Making the Web Work for Media Apps
[Editor's Note: This is a vendor-written article. StreamingMedia.com accepts vendor-written articles based upon their usefulness to our readers.]
Consumers have grown to expect rich online media experiences because the most successful players have set the bar for high quality interactions. As a result, media companies are under pressure to quickly and cost-effectively deliver content that is also engaged through interactive and personalized experiences. Most media companies have invested heavily in infrastructure that can deliver video across many platforms, while looking to integrate social media and more. To deliver the best experience, media companies and content distributors must focus on designing application architectures that are ever more scalable, reliable and high-performing in order to enable user experience innovation.
Evolving Best Practices for Multiplatform Media Apps
Developing a deep understanding of how users interact with an application or service is the first step toward evolving infrastructure to meet current and future needs. This includes identifying common video usage patterns and navigation trends to determine where response times are most critical, where data must be reliable and where performance bottlenecks could manifest. This will ultimately inform where investments need to be made for scalability.
In order to support the constant barrage of new devices, application design and its implementation must ensure functionality is modular. This simplifies the reuse of common elements, discourages silos, and enables rapid, cost-effective product evolution. A modular design also makes it easier to publish internal data and services to third parties to expand audience reach.
Consumers are increasingly unwilling to put up with applications that have sluggish performance, regardless of content quality.
Preventing bottlenecks as an application grows in popularity is important. Bottlenecks are often caused by a “stateful lock,” in which certain application elements are prevented from executing while they wait for another to finish. When this happens, high loads can quickly compound, cause congestion and potentially bring down infrastructure.
We’ve found that it is important to plan architecture roadmaps carefully with the right technologies and integrations, so that the infrastructure scales and performs to meet the forecasted consumer demand. For example, NoSQL technologies can balance high read or high write performance with the need for consistent data integrity across data centers or geographies. These solutions can allow for increased performance scenarios where the business has deemed it acceptable to serve “stale” data occasionally (in terms of seconds). This allows a service to defer the non-critical data synchronization, while proceeding with more critical functionality such as video streaming or page loads.
Performance can also be improved through richer client-side application caching, pre-fetching or asynchronous request models. This is particularly important for improving high-bandwidth applications such as video.

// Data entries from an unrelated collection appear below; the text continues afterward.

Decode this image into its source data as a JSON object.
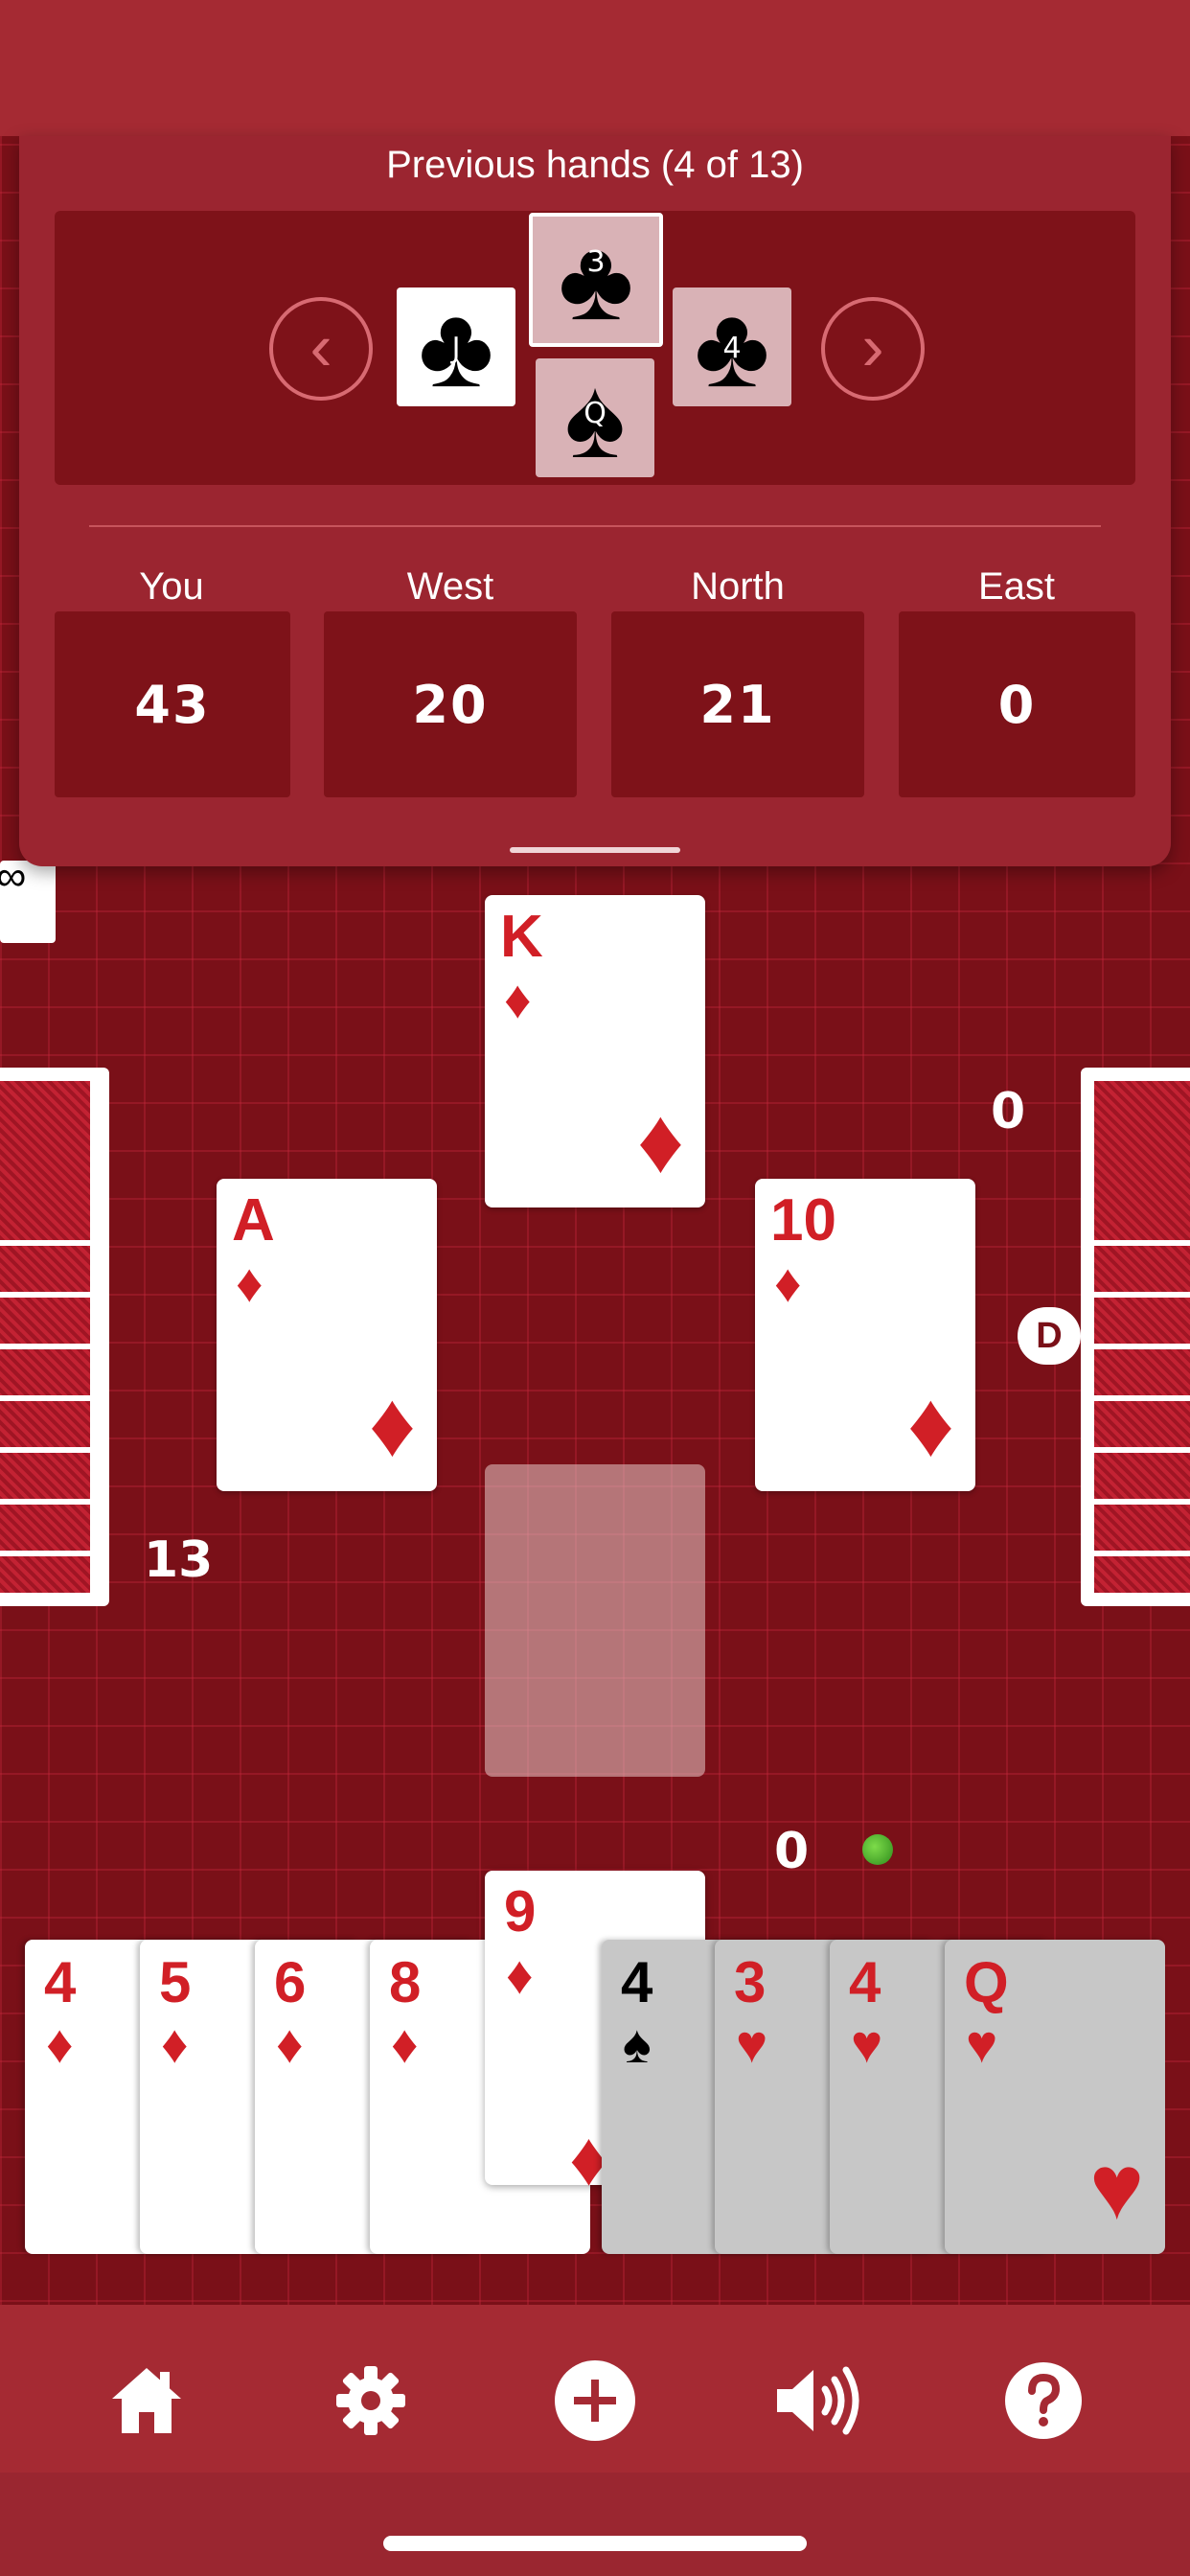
{
  "previous_hands": {
    "title": "Previous hands (4 of 13)",
    "prev_arrow": "‹",
    "next_arrow": "›",
    "cards": {
      "west": {
        "rank": "J",
        "suit": "♣"
      },
      "north": {
        "rank": "3",
        "suit": "♣"
      },
      "east": {
        "rank": "4",
        "suit": "♣"
      },
      "south": {
        "rank": "Q",
        "suit": "♠"
      }
    }
  },
  "scores": [
    {
      "label": "You",
      "value": "43"
    },
    {
      "label": "West",
      "value": "20"
    },
    {
      "label": "North",
      "value": "21"
    },
    {
      "label": "East",
      "value": "0"
    }
  ],
  "trick": {
    "north": {
      "rank": "K",
      "suit": "♦"
    },
    "west": {
      "rank": "A",
      "suit": "♦"
    },
    "east": {
      "rank": "10",
      "suit": "♦"
    }
  },
  "counts": {
    "west": "13",
    "east": "0",
    "south": "0"
  },
  "dealer_badge": "D",
  "west_corner_glyph": "∞",
  "hand": [
    {
      "rank": "4",
      "suit": "♦",
      "color": "red",
      "playable": true
    },
    {
      "rank": "5",
      "suit": "♦",
      "color": "red",
      "playable": true
    },
    {
      "rank": "6",
      "suit": "♦",
      "color": "red",
      "playable": true
    },
    {
      "rank": "8",
      "suit": "♦",
      "color": "red",
      "playable": true
    },
    {
      "rank": "9",
      "suit": "♦",
      "color": "red",
      "playable": true
    },
    {
      "rank": "4",
      "suit": "♠",
      "color": "black",
      "playable": false
    },
    {
      "rank": "3",
      "suit": "♥",
      "color": "red",
      "playable": false
    },
    {
      "rank": "4",
      "suit": "♥",
      "color": "red",
      "playable": false
    },
    {
      "rank": "Q",
      "suit": "♥",
      "color": "red",
      "playable": false
    }
  ],
  "toolbar": [
    {
      "name": "home-icon"
    },
    {
      "name": "gear-icon"
    },
    {
      "name": "add-icon"
    },
    {
      "name": "volume-icon"
    },
    {
      "name": "help-icon"
    }
  ],
  "colors": {
    "table": "#7a1018",
    "bar": "#a52a33",
    "panel": "#9b2530",
    "red_suit": "#d11f26"
  }
}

Adaptive bit rate has proven effective in delivering a seamless video streaming experience by adjusting bitrate based on the user’s available bandwidth. Client-side caching of HTTP chunks (e.g. in two-second fragments) can also improve the perceived user experience. Performance can be further improved by leveraging multiple CDNs and ensuring seamless failover between them.
DRM issues can impact video performance. For instance, license acquisition can delay video playback. This can be addressed by keeping the beginning of a video unencrypted and allowing playback to start quickly while a license request for the full content is acquired in the background. DRM performance issues can also be mitigated by extending the license window and/or caching licenses on the device.
Planning for tomorrow’s demand, today, will help guide investments in an infrastructure that grows as your business grows.
Infrastructure should be purposefully designed with those architecture demands in mind in order to reduce scaling challenges. To that end, applications that leverage modular API calls for individual application components will bring a much higher degree of scalability to a growing service.
Video storage scalability also needs to be addressed, especially in the context of adaptive bitrate. Just-in-time packaging can deliver the appropriate formats and DRM while avoiding storage of unique copies for every bit rate and license supported. The affordability of real-time packaging equipment has reached a level where the storage tradeoffs are worth serious consideration. Some providers might opt to take advantage of content factory cloud solutions, which provide similar functionality without requiring an upfront investment in encoding and storage infrastructure.
Finally, it’s important to ensure your CDN provider can support the delivery of high bitrate video content at scale.
It is most important for an application to appear responsive and not hang during use. To accomplish this, an architecture’s components must be highly reliable, both individually and collectively. In the cases where that is not feasible, there are techniques that can help achieve the appearance of reliability.
For example, if an application component cannot respond in time (e.g. displays slightly stale user comments), this is a better experience than impacting page load time. From the user’s perspective, the application appears functional, not hanging or displaying error messages.
Media companies should accept that no component of a complex system is truly 100 percent available, and design for the failure of individual components. The use of virtualization and cloud platforms allow for an operator to build a system that is redundant against individual and even datacenter level failures, while still remaining cost effective.
Only then can organizations effectively develop digital architectures to best fit unique performance and scalability needs to greatly improve offerings and better position for future demand and success.